We rewrote completions a little so that we update the DOM a bit less, which could improve performance, but it’s hard to tell. I personally feel like <S-Del> on completions has sped up a bit but I’ve been wrong before.

This newsletter is a bit shorter than previous ones - we’ve made fewer user-facing changes to Tridactyl this quarter. Instead, the bulk of my time on Tridactyl went on changing our build system from one centred on webpack to one centred on esbuild. Our development builds - how long it takes from making a change in Tridactyl to being able to test it - went from about 40 seconds to 1 second. It’s made developing Tridactyl much less frustrating; it has made me very happy indeed. With luck this should mean that we can add features and fix bugs in Tridactyl more quickly.

At the same time, I rationalised the amount of stuff needed to reproduce a Tridactyl build - mostly because I felt sorry for Mozilla reviewers. Because our builds come with :credits containing an automatically generated list of contributors and :version which contains in some builds a git hash, you previously needed our entire git history to reproduce a build. Now we simply write those details to some small files when creating a build, so that a much smaller amount of code (5MB vs 100MB) is required. On a related note, Tridactyl: Beta builds got held up in the Mozilla review process for about 6 weeks, meaning no new releases were made in that time. It doesn’t look like anyone other than me noticed. For now, our Beta releases will be semi-manual as Mozilla has started enforcing its “you must manually upload source code alongside your automated submissions” policy for non-listed extensions. This shouldn’t make much difference to users but it has added a few minutes of drudgery to my week so I thought I would complain about it here…

In the last newsletter I wrote that I thought I would probably spend a while fixing bugs in the native messenger, which came true (albeit with a lot of help from contributors). There are still a few - particularly, we broke :set yankto selection, which I keep meaning to look at.

Financially, donations are down a little this quarter, something along the lines of 20%, which I’ll need to keep an eye on. I’ve been very slow with the newsletters - I’m not sure if that is a factor or if is just natural “leakage” as people rationalise their subscriptions.

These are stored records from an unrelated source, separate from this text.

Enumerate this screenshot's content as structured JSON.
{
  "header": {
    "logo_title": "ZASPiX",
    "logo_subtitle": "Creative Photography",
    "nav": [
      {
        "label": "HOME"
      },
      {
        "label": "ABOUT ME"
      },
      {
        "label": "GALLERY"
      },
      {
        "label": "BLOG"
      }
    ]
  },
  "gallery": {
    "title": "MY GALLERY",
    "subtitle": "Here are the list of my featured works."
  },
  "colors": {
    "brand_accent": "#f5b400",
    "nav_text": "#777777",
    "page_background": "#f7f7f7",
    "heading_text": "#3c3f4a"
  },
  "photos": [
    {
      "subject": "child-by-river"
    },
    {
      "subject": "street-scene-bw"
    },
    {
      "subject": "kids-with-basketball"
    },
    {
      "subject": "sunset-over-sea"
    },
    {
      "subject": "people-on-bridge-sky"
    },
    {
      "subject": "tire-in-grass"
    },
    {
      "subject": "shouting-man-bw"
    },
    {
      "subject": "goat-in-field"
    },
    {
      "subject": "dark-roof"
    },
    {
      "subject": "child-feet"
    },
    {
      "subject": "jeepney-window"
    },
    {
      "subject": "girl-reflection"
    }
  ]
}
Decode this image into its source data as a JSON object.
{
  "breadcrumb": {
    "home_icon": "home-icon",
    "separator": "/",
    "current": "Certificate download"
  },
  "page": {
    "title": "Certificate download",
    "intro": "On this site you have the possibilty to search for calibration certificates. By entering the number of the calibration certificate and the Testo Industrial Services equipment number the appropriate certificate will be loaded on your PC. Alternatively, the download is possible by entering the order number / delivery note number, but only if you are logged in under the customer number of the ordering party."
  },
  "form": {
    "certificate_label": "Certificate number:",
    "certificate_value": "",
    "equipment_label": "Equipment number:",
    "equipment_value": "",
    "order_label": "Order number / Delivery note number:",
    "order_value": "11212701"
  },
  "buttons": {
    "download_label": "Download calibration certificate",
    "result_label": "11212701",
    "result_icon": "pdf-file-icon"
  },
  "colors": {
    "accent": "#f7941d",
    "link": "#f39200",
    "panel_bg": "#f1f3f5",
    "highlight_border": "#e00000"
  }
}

Anyway, I’ll try to make sure the summer newsletter actually comes out in summer … and as a gentle reminder, I get about 30% more of your money if you donate via GitHub Sponsors rather than Patreon.

You may also be aware that Mozilla is taking some steps towards implementing “Manifest V3”, a Google initiative to “make web extensions more secure” (and accidentally nerf ad-blockers at the same time). Most of the noise online about that is about how Mozilla won’t follow Google in making ad-blockers much worse, but they are intending to tighten up “content security policy” and use of eval() which probably means that :js, :jsb and :hint -F callbacks will stop working 1. We could mitigate that by making :composite more powerful, but at some point if we make :composite too useful we will be violating the spirit of the rules. Switching to “Manifest V3” is planned to be compulsory some time in 2023, but as far as I understand it, Mozilla are talking about bringing some of these changes down to “Manifest V2” which we currently use, so we could see some features disappearing sooner. I’ll keep you all up to date.

As always, thanks for your generous support,

bovine3dom and the rest of the Tridactyl developers

  1. a tiny angry footnote here: this is also going to stop in-browser language translation from working, which while already against Mozilla policies (no remote code execution) is currently possible. It infuriates me that Mozilla, while claiming to be a champion of minorities, doesn’t see “allowing minorities to read the internet in their own language” as an absolute priority. Yes, Mozilla has their own offline language translation system in development but this is a bit like seeing a hungry person eating, slapping the food out of their hands because you think it is unhealthy and then planting a potato for them and expecting them to be grateful. >:( ↩︎